Completed in 1934, the current exotically unusual exterior is made of stone with an Indian architectural motif. The interior of the Main Worship Hall, or Hondo, has a traditional Shinshu temple style, whose stained glass, chandeliers and furniture inside is worth seeing up close. This iteration was designed by architectural historian Ito Chuta, an honorary professor at the Tokyo Imperial University (currently known as Tokyo University). The best way to experience the serene atmosphere, though, is during the free monthly pipe-organ concert, which takes place on a Friday lunchtime and usually includes a mix of classical tunes and Buddhist hymns. The temple is also lit up in the evenings, revealing a beautiful alter-ego to the structure.
From the on-site café you'll have a good view of the grand facade. Get here before 10.30am and order the gorgeous Japanese-style breakfast set – it consists of 16 dainty dishes plus rice and miso soup.
3-15-1 Tsukiji, Chuo-ku
|Transport:||Tsukiji Station (Hibiya line), exit 1; Shintomicho Station (Yurakucho line); Higashi-Ginza Station (Asakusa line); Tsukijishijo Station (Oedo line)|

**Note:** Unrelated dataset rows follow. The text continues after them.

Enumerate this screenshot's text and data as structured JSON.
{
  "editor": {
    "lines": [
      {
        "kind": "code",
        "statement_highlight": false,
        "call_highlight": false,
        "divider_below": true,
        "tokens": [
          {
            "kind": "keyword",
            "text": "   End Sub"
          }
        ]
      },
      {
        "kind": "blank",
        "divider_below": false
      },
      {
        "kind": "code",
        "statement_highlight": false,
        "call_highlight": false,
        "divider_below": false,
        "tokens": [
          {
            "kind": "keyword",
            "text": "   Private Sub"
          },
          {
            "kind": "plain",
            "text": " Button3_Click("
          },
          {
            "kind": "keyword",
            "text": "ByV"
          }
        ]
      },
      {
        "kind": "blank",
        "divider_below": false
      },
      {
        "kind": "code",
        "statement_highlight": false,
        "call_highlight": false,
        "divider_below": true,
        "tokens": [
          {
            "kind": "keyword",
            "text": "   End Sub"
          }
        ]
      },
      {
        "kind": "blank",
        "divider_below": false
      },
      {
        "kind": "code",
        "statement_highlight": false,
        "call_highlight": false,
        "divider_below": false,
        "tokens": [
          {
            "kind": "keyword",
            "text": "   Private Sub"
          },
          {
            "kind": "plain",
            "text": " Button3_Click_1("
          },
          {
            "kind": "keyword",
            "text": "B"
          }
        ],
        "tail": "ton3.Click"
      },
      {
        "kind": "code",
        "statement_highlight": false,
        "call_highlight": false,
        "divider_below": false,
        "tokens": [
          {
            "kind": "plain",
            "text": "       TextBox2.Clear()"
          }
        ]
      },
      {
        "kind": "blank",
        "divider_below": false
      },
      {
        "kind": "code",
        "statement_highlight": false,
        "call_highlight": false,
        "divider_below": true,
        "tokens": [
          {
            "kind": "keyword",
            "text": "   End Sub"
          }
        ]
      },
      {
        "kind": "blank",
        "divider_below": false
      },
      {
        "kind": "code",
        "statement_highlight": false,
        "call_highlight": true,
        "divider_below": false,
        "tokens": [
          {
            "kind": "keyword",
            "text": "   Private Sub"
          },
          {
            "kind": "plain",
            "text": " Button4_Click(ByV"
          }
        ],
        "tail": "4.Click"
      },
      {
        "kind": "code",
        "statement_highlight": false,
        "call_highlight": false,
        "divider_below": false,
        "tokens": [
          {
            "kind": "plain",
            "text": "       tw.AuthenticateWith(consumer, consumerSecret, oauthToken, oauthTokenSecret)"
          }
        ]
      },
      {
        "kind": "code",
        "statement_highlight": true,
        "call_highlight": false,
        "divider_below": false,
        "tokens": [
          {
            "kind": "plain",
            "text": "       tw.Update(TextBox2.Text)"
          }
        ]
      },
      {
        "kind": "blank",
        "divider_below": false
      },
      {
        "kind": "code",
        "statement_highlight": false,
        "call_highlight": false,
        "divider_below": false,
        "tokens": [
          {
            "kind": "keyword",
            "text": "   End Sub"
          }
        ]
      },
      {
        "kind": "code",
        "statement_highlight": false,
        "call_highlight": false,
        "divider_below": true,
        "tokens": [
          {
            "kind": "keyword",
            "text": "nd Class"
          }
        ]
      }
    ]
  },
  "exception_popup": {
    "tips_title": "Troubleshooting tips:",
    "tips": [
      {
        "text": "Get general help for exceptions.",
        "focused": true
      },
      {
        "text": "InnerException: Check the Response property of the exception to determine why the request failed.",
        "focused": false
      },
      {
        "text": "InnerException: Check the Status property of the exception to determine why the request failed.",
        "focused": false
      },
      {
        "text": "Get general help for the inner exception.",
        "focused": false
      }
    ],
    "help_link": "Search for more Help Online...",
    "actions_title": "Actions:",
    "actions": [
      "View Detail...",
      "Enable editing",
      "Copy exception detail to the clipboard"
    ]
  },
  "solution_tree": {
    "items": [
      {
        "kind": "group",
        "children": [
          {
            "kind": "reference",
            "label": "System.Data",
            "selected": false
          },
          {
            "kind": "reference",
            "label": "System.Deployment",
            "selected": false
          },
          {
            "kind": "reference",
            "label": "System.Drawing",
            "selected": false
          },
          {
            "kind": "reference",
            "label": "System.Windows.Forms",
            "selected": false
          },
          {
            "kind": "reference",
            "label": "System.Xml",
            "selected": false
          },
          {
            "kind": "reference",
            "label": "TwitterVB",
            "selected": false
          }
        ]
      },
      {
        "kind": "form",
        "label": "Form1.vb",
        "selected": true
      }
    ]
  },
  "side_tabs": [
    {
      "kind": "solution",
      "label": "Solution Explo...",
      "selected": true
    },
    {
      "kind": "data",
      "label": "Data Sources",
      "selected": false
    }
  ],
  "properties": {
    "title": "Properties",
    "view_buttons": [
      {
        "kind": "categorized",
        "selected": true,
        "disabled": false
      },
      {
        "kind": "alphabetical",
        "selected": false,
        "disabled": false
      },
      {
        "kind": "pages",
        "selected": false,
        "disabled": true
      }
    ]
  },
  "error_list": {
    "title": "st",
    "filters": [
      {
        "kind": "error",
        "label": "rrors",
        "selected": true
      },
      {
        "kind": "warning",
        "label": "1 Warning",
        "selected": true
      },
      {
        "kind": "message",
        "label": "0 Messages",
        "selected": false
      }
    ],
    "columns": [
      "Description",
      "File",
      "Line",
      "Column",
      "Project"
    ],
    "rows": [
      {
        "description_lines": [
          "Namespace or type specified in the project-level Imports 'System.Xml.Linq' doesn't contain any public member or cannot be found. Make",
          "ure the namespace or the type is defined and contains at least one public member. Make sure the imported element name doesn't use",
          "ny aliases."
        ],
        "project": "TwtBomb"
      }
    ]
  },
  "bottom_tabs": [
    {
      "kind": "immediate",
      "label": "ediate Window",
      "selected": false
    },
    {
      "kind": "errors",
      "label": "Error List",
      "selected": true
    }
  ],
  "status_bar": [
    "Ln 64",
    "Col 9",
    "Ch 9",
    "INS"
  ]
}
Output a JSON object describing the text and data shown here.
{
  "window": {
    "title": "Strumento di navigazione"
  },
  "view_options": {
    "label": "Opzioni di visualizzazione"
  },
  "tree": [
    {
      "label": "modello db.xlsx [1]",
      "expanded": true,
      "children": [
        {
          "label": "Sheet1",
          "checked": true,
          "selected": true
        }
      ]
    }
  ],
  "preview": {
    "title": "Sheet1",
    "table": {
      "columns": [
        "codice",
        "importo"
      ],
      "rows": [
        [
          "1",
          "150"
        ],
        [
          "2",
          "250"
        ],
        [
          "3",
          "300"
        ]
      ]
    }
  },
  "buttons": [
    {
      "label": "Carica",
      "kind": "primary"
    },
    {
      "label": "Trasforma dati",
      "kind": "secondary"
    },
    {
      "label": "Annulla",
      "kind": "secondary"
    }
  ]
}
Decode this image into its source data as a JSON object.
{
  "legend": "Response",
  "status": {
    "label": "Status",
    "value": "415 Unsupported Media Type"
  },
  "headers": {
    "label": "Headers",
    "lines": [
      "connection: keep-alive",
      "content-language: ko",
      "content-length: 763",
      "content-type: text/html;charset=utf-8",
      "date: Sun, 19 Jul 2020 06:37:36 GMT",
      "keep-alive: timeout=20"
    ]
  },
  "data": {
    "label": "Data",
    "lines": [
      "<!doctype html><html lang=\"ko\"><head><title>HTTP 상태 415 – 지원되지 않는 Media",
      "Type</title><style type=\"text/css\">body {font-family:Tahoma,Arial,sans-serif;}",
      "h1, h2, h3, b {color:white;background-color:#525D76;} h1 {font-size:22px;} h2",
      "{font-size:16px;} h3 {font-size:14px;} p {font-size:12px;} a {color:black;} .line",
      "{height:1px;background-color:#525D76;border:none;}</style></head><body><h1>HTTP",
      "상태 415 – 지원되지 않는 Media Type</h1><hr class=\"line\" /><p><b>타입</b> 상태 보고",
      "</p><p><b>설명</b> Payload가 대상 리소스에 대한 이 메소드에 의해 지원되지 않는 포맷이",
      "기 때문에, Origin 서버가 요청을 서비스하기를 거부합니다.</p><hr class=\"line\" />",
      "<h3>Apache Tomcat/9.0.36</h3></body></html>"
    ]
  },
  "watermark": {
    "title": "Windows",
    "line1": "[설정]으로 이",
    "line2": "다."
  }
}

|Opening hours:||Free lunchtime concert: last Fri of the month 12.20pm-12.50pm, no reservation necessary|